> [Directions for this task]
Nothing but a number should be given: how many lines of the records include "time"?
Task input below:
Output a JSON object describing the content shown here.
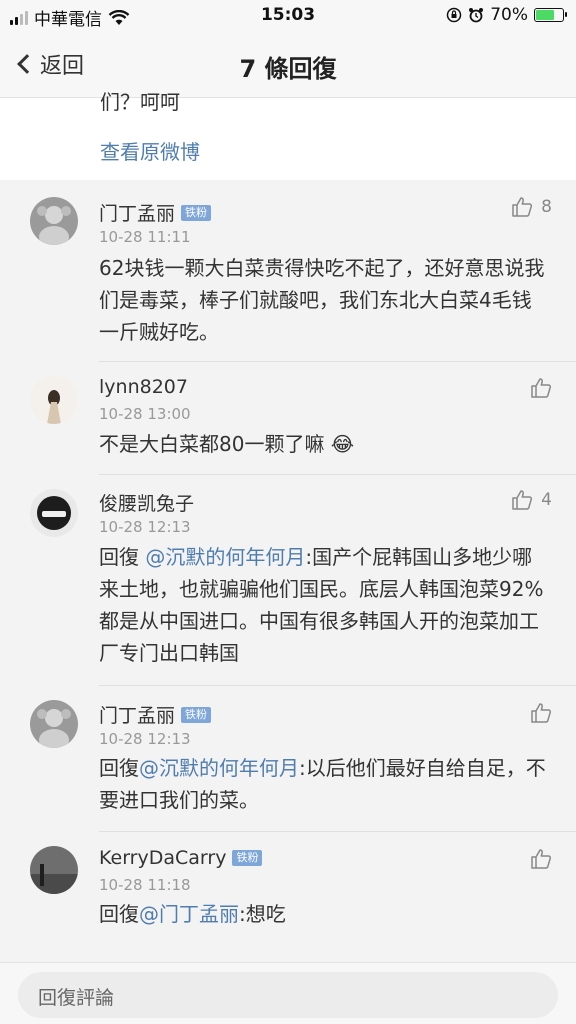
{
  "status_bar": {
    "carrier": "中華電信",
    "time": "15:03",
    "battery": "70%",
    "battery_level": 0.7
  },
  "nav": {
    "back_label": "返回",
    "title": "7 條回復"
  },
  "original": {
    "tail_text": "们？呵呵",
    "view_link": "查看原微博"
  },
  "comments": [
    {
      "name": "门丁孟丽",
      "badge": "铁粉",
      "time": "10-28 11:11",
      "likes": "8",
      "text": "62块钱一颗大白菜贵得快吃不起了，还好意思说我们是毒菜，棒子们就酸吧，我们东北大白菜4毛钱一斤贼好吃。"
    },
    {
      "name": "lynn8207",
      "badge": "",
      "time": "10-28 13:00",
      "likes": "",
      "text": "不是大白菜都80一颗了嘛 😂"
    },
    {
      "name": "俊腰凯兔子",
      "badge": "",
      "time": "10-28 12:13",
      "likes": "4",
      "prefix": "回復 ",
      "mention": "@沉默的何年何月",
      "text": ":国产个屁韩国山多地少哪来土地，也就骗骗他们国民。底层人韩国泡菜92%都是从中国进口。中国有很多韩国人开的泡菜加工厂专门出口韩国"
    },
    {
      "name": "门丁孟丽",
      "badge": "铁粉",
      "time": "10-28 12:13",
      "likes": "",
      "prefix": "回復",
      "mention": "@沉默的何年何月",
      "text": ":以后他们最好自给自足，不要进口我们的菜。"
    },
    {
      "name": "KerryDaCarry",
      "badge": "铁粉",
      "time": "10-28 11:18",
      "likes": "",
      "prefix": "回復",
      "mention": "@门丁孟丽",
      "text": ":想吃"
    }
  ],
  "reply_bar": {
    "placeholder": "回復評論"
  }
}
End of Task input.
> [Exercise response]
6